Not all the new features in Delphi 2010 are big. In fact, the team have spent a lot of time implementing many small features, fixes and tweaks. Some of these may not seem to amount to much individually, but they not only add up to significant impact, but greatly add to the polish of the product. I expect this will be one of those releases that keeps serving up little delights and surprises for a long time.
One of the features in Delphi 2010 that I expect will spawn much debate is the ability to cast an interface reference back to the type of class that implements it.
Let’s say we have an Interface, IMyInterface, and a class that implements that Interface, TMyClass:
IMyInterface = interface
TMyClass = class(TInterfacedObject, IMyInterface)
Further, let’s say we’ve been passed a variable of type IMyInterface. What happens if we want to invoke Bar? Attempting to simply cast the interface reference to a TMyClass would result in a compiler error.

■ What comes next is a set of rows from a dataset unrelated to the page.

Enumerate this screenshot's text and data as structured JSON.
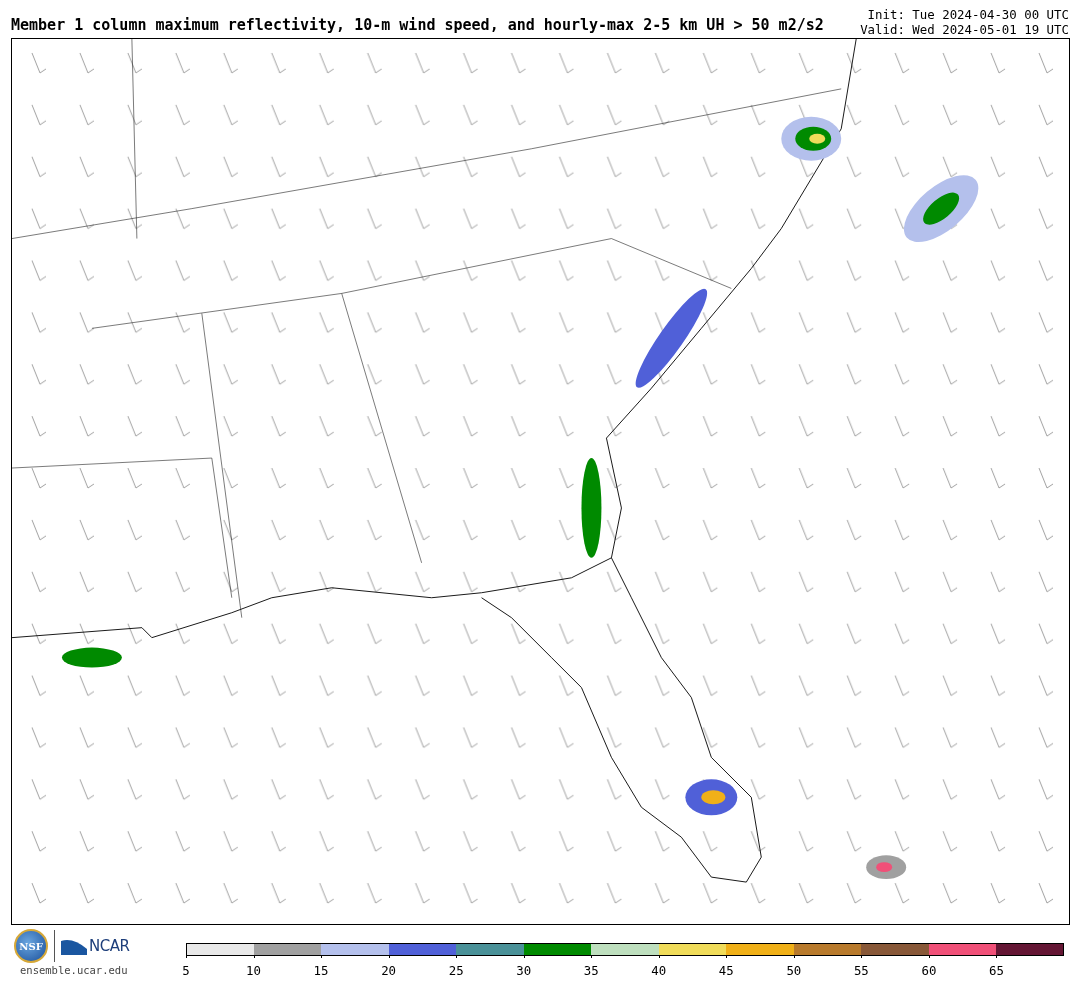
{
  "title": "Member 1 column maximum reflectivity, 10-m wind speed, and hourly-max 2-5 km UH > 50 m2/s2",
  "init": "Init: Tue 2024-04-30 00 UTC",
  "valid": "Valid: Wed 2024-05-01 19 UTC",
  "logos": {
    "nsf": "NSF",
    "ncar": "NCAR",
    "site": "ensemble.ucar.edu"
  },
  "colorbar": {
    "segments": [
      {
        "color": "#e8e8e8"
      },
      {
        "color": "#a0a0a0"
      },
      {
        "color": "#b4c0ec"
      },
      {
        "color": "#5060d8"
      },
      {
        "color": "#4a9198"
      },
      {
        "color": "#008a00"
      },
      {
        "color": "#bedfbe"
      },
      {
        "color": "#f0dc5a"
      },
      {
        "color": "#f0b018"
      },
      {
        "color": "#b87a2c"
      },
      {
        "color": "#885838"
      },
      {
        "color": "#f05078"
      },
      {
        "color": "#641634"
      }
    ],
    "ticks": [
      "5",
      "10",
      "15",
      "20",
      "25",
      "30",
      "35",
      "40",
      "45",
      "50",
      "55",
      "60",
      "65"
    ]
  }
}
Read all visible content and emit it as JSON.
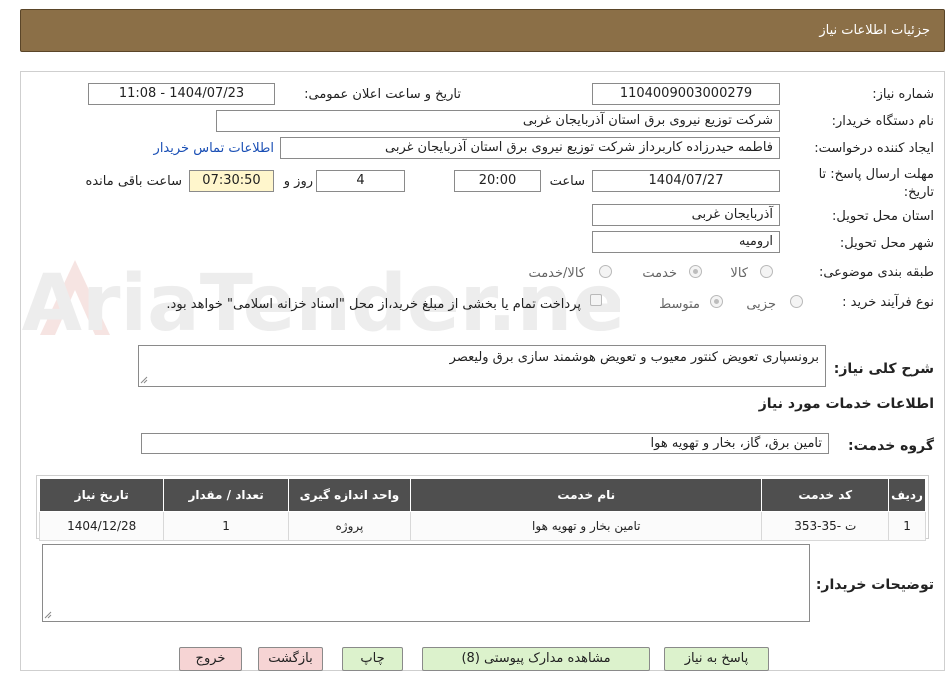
{
  "header": {
    "title": "جزئیات اطلاعات نیاز"
  },
  "watermark": {
    "text": "AriaTender.neT"
  },
  "form": {
    "need_number": {
      "label": "شماره نیاز:",
      "value": "1104009003000279"
    },
    "announce": {
      "label": "تاریخ و ساعت اعلان عمومی:",
      "value": "1404/07/23 - 11:08"
    },
    "buyer_org": {
      "label": "نام دستگاه خریدار:",
      "value": "شرکت توزیع نیروی برق استان آذربایجان غربی"
    },
    "requester": {
      "label": "ایجاد کننده درخواست:",
      "value": "فاطمه حیدرزاده کاربرداز شرکت توزیع نیروی برق استان آذربایجان غربی",
      "contact_link": "اطلاعات تماس خریدار"
    },
    "deadline": {
      "label": "مهلت ارسال پاسخ: تا تاریخ:",
      "date": "1404/07/27",
      "time_label": "ساعت",
      "time": "20:00",
      "days": "4",
      "days_label": "روز و",
      "remaining": "07:30:50",
      "remaining_label": "ساعت باقی مانده"
    },
    "province": {
      "label": "استان محل تحویل:",
      "value": "آذربایجان غربی"
    },
    "city": {
      "label": "شهر محل تحویل:",
      "value": "ارومیه"
    },
    "category": {
      "label": "طبقه بندی موضوعی:",
      "options": [
        "کالا",
        "خدمت",
        "کالا/خدمت"
      ],
      "selected": "خدمت"
    },
    "process": {
      "label": "نوع فرآیند خرید :",
      "options": [
        "جزیی",
        "متوسط"
      ],
      "selected": "متوسط",
      "payment_note": "پرداخت تمام یا بخشی از مبلغ خرید،از محل \"اسناد خزانه اسلامی\" خواهد بود."
    },
    "description": {
      "label": "شرح کلی نیاز:",
      "value": "برونسپاری تعویض کنتور معیوب و تعویض هوشمند سازی برق ولیعصر"
    },
    "services_title": "اطلاعات خدمات مورد نیاز",
    "service_group": {
      "label": "گروه خدمت:",
      "value": "تامین برق، گاز، بخار و تهویه هوا"
    },
    "table": {
      "headers": [
        "ردیف",
        "کد خدمت",
        "نام خدمت",
        "واحد اندازه گیری",
        "تعداد / مقدار",
        "تاریخ نیاز"
      ],
      "rows": [
        [
          "1",
          "ت -35-353",
          "تامین بخار و تهویه هوا",
          "پروژه",
          "1",
          "1404/12/28"
        ]
      ]
    },
    "buyer_notes": {
      "label": "توضیحات خریدار:",
      "value": ""
    }
  },
  "buttons": {
    "reply": "پاسخ به نیاز",
    "attachments": "مشاهده مدارک پیوستی (8)",
    "print": "چاپ",
    "back": "بازگشت",
    "exit": "خروج"
  },
  "colors": {
    "header_bg": "#8b6f47",
    "table_header": "#4f4f4f",
    "link": "#1a4fb5",
    "btn_green": "#dcf2cc",
    "btn_pink": "#f6d4d4"
  }
}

The most common solution to this I’ve seen is to have a method in the interface that returns the class type, but this kind of defeats much of the value of the interface in the first place, tying the interface to a specific implementation. Further, it’s ugly as a hatful.
Well, such hacks are no longer required.
In Delphi 2010, you can now use the is operator to test to see if an interface type is implemented by a specific class, and if so, cast it to that type and reference any non-interface methods, properties, etc.
Further, the as operator will throw an EInvalidCast exception if you attempt to cast an interface reference to a class type that it was not actually extracted from. The hard cast will return nil in the same circumstances. (Thanks Allen for the correction!)
So this code now runs happily:
if MyInterface is TMyClass then
This needs to be used with some intelligence, of course. For example, the normal warnings about storing a reference-counted interface and a non-reference counted object reference to the same instance still apply.